<MyOutput text="Hello world" />

In this case, the 'MyOutput' component will have access to a the props objects which looks like this:

{
  text: "Hello world"
}

 

Q. Do I need Babel  for React?

A. No. You only need Babel if you use JSX in your React project. Babel converts JSX to Javascript.

 

Q. What does the pre-compiled and post-compiled JSX/Javascript code look like.

A. Babel's REPL shows both versions side-by-side.

 

Q. What does render() do, and do I always need it?

Every class-based component needs a render to output to the DOM. Functional components do not require a render.

 

Q. How should the return statement be formatted?

If your return statement is just one line, you don't need parenthesis. However, best practice is to wrap your entire return statement in parenthesis. This avoids the issue of returning too soon.

 

Up and Running Quickly:

Q. I am getting started with React, or I want to test little tidbits, do I need to jump through many hoops such as running a NPM or Yarn?

In fact you can put your entire React app in one file, though this is not recommended. See this blog post for instructions on how to do so.

Note: You will need to manually refresh the page to see changes.

 

Q. Help! My app isn't working. How do I know what has gone wrong?

 The best way to troubleshoot problems is to open the your browser's developer console.

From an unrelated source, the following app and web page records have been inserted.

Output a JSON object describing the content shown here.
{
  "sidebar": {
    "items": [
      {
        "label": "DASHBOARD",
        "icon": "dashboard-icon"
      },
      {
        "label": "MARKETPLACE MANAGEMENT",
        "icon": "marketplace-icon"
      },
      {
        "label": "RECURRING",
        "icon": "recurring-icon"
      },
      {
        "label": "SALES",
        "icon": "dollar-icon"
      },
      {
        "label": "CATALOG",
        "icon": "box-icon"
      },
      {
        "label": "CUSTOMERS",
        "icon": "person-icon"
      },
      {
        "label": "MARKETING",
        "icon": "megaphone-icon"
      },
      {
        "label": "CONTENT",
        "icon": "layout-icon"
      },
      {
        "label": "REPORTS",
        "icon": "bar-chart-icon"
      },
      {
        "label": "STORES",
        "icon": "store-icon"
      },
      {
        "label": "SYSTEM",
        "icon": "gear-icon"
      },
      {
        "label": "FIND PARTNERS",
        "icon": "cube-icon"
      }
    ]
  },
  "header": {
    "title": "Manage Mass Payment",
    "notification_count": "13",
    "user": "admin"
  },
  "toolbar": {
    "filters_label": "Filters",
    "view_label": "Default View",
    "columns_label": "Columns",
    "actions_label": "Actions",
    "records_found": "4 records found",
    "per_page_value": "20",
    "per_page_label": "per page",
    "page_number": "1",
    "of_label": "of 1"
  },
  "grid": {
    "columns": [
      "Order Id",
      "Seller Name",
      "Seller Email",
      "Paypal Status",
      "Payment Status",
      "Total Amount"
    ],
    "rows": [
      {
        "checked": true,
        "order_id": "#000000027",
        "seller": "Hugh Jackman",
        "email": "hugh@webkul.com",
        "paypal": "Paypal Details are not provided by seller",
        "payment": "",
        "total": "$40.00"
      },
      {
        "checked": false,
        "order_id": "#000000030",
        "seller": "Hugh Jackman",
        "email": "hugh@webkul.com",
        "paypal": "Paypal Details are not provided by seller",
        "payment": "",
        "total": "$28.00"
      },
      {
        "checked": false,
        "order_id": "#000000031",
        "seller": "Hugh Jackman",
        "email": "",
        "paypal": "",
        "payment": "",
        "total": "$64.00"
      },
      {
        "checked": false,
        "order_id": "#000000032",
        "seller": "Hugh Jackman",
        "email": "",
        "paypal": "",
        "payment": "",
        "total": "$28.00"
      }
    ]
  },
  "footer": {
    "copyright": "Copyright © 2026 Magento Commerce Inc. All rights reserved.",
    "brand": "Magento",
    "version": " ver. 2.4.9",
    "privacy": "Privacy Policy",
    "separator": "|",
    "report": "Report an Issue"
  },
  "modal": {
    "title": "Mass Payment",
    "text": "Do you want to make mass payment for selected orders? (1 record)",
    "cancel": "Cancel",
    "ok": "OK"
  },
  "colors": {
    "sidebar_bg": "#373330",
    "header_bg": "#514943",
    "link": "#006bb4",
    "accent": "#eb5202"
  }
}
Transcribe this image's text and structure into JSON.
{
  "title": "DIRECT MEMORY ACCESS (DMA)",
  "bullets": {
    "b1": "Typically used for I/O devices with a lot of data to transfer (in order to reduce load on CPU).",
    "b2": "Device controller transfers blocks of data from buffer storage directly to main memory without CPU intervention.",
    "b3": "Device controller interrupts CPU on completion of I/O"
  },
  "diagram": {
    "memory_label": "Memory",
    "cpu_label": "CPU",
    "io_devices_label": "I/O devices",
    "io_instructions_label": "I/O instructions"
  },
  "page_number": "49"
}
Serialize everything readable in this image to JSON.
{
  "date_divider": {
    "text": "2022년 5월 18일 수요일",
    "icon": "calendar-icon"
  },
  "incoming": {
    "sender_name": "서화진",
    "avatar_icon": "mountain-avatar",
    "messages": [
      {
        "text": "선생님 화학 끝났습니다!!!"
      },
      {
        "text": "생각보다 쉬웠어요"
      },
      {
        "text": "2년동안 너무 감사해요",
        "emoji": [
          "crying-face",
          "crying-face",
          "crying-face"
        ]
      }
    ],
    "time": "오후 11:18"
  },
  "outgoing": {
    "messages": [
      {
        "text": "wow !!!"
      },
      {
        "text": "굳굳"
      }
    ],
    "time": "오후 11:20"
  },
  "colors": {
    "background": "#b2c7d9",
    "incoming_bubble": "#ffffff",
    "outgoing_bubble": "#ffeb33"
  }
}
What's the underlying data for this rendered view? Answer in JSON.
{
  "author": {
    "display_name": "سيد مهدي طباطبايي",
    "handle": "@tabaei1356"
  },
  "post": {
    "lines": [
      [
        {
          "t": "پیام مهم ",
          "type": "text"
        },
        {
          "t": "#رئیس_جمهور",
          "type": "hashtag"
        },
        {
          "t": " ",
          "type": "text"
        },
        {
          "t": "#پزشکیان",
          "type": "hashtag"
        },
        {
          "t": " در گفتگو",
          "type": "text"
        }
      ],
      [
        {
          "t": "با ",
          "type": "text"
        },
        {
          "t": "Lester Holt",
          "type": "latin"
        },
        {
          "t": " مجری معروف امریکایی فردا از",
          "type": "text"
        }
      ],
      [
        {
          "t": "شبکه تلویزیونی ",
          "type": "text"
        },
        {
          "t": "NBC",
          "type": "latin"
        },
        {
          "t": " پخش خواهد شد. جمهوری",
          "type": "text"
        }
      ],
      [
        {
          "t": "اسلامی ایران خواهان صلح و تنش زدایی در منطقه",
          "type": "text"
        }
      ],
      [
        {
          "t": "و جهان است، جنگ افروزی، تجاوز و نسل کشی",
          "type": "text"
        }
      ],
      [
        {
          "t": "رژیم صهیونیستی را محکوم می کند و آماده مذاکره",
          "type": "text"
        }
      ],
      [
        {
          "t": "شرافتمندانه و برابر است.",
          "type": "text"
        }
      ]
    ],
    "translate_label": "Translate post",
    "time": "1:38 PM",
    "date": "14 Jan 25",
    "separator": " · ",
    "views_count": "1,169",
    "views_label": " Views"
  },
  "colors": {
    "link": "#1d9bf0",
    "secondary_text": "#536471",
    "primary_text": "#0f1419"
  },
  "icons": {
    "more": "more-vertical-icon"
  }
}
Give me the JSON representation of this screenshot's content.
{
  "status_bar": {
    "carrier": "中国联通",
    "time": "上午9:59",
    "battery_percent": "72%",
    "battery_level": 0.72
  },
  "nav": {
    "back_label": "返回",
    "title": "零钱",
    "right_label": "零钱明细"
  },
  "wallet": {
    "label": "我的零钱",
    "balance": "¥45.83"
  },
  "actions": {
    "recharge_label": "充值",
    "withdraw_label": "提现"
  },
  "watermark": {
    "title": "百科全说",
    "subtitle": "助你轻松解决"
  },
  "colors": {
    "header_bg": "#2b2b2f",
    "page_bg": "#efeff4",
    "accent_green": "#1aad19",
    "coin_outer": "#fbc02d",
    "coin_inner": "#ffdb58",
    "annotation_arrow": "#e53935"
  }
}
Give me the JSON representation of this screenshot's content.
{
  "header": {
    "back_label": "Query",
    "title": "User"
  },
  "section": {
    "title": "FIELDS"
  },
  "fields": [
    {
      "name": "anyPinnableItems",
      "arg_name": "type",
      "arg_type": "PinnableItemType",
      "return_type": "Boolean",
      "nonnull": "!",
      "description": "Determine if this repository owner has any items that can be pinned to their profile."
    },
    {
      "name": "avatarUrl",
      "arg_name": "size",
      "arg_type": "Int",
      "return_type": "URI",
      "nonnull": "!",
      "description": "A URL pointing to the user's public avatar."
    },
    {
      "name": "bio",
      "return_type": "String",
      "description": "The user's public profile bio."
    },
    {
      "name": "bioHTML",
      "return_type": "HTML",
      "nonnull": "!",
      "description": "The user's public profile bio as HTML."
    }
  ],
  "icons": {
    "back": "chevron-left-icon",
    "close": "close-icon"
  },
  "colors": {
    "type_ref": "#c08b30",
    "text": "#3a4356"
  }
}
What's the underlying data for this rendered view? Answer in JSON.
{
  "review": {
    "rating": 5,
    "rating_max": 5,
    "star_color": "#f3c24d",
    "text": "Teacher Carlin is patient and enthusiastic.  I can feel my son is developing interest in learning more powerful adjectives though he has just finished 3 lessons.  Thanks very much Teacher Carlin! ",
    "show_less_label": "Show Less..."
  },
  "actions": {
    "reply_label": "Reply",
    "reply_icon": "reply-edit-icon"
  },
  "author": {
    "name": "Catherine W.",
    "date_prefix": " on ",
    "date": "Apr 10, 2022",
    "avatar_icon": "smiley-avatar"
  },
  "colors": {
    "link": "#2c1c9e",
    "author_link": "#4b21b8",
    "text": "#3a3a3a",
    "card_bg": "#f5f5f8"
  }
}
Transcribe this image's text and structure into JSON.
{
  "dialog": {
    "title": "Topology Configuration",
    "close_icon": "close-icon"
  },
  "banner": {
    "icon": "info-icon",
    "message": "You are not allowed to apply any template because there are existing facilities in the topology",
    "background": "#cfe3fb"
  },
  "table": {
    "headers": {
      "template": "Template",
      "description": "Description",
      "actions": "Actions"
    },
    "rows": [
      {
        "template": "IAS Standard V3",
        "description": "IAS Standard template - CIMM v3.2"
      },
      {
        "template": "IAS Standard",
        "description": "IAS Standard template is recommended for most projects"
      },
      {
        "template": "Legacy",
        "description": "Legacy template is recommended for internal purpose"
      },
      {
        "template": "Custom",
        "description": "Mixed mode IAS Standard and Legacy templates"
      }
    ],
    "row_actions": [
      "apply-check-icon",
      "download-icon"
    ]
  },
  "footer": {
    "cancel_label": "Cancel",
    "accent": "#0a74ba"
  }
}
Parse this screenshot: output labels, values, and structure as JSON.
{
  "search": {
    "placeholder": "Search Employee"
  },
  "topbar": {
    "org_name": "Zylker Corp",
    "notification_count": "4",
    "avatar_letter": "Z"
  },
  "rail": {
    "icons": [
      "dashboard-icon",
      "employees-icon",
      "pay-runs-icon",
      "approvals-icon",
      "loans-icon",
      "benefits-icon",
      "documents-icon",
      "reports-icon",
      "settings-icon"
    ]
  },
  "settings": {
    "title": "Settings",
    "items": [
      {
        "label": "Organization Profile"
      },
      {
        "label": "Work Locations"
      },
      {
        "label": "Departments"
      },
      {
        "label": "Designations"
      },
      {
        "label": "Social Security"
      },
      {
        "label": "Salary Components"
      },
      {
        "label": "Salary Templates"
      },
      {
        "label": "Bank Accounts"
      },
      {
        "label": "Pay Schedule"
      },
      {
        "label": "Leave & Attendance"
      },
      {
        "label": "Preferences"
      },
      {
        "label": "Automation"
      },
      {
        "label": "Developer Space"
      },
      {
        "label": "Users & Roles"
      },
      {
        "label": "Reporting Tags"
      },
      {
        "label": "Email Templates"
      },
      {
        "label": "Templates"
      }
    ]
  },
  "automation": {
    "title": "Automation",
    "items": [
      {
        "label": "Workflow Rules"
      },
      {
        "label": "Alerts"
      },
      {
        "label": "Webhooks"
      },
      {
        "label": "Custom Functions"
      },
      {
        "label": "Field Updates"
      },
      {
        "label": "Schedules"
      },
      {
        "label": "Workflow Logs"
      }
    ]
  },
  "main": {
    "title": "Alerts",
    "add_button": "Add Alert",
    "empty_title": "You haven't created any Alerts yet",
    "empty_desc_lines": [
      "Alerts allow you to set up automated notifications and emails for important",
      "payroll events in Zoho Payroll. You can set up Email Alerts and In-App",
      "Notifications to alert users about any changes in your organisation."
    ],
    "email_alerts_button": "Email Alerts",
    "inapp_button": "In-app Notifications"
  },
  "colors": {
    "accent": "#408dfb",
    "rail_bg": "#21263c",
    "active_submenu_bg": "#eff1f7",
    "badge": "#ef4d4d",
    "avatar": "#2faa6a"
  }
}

It will give you helpful error messages. 

You can also check your terminal running the NPM/Yarn process, and your IDE for more clues.

 

Q. What is a stateless functional component?

A. It is a simple function that returns a React element.

 

I've seen various ways of creating element. What methods should I use or avoid.

First up, avoid using the older React.createClass to create elements.

You can create class-based elements like so:

class HelloWorld extends React.Component {
  render() {
    return <div>hello world</div>
  }
}

 

You can create stateless functional components like so:

const HelloWorld = () => {
  return <div>Hello World</div>
}

 

Q. I'm trying to add a variable to class but I'm getting an error message. Why?

This is a common error to make. This won't work:

class Navbar extends React.Component {

  const link = "Contact";

  render() {
    return <h1>The number is {link}!</h1>;
  }
};

The reason is that the declaration should not be part of the class. Instead, you can add it to the render method:

class Navbar extends React.Component {

  render() {
    const link = "Contact";

    return <h1>The number is {link}!</h1>;
  }
};

 

Q. What if I close a component call and put text in between. Or:

What is this.props.children?

<MyComponent>This is the child</MyComponent>

In the above example, the text 'This is the child" is passed down to the MyComponent component. So props looks like:

{
  children: "This is the child"
}

 

What else is important to know when beginning React?

- Data flows down, actions flow up.

-  Components should be capitalized e.g MyComponent. This is how React distinguishes between components and HTML tags such as <p>.

 

Q. I'm receiving the error: Warning: Each child in an array or iterator should have a unique "key" prop. What do I do about it?

A. This is quite a common error in React. When you are rendering a list, React needs a way to keep track of each element in the DOM. The way to solve this is to pass in a unique key for each item. Often you can use the ID from the database since it is unique for each item.

An alternative is to use a random key generator. React internally uses the UUID package, so it's a dependency and doesn't need to be installed. You only have to import it at the top of the page with:

import UUID from 'uuid';

Then, when writing your code you would do something like this:

list.map(i => <li key={uuid()}>{i}</li> )

It's important that you do not use the map index, as this can cause difficult to track down bugs.